» ASSIGNED TASK
Your answer should hold all lines of the entries that include the word "label".

[Records contained in a dataset]
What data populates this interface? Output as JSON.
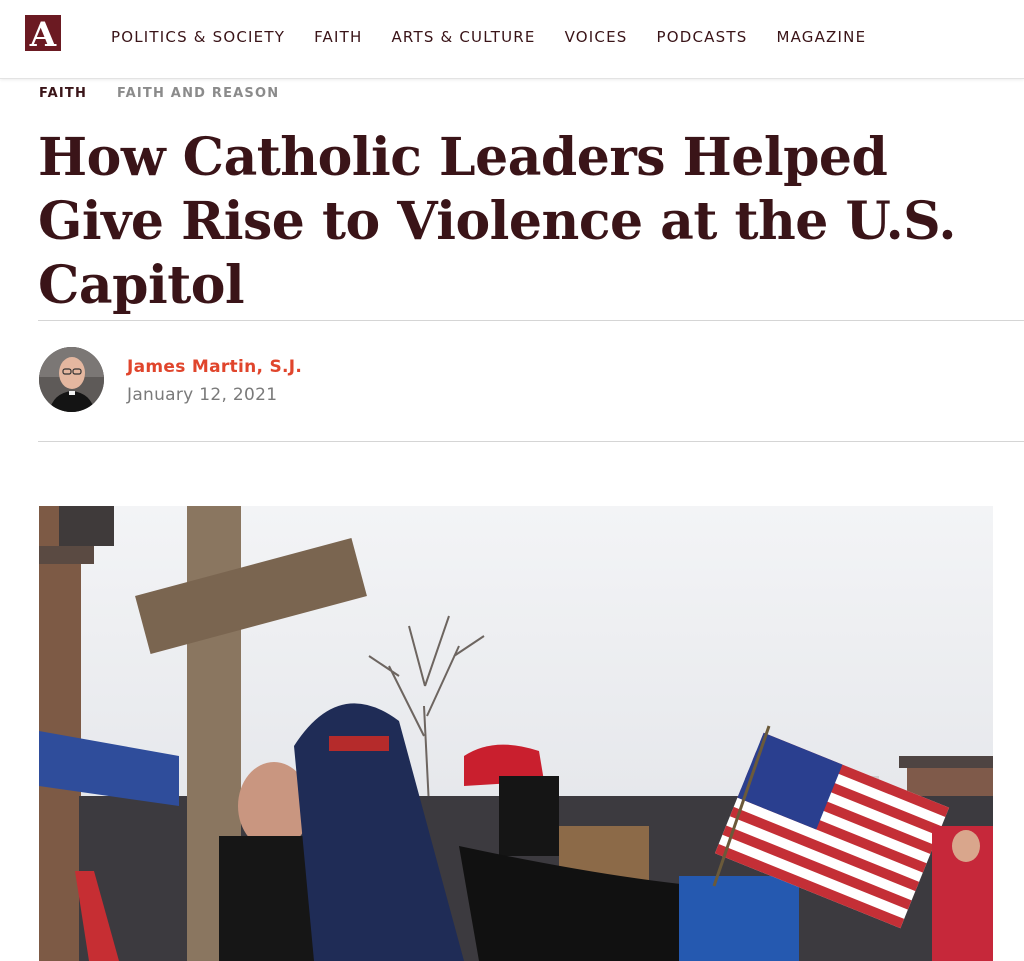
{
  "header": {
    "logo_letter": "A",
    "nav": [
      {
        "label": "POLITICS & SOCIETY"
      },
      {
        "label": "FAITH"
      },
      {
        "label": "ARTS & CULTURE"
      },
      {
        "label": "VOICES"
      },
      {
        "label": "PODCASTS"
      },
      {
        "label": "MAGAZINE"
      }
    ]
  },
  "breadcrumb": {
    "primary": "FAITH",
    "secondary": "FAITH AND REASON"
  },
  "article": {
    "title": "How Catholic Leaders Helped Give Rise to Violence at the U.S. Capitol",
    "author": "James Martin, S.J.",
    "date": "January 12, 2021"
  },
  "colors": {
    "brand_maroon": "#3a1418",
    "author_red": "#e0452c",
    "muted_gray": "#8b8b8b"
  }
}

» YOUR SOLUTION
        "label": "POLITICS & SOCIETY"
        "label": "FAITH"
        "label": "ARTS & CULTURE"
        "label": "VOICES"
        "label": "PODCASTS"
        "label": "MAGAZINE"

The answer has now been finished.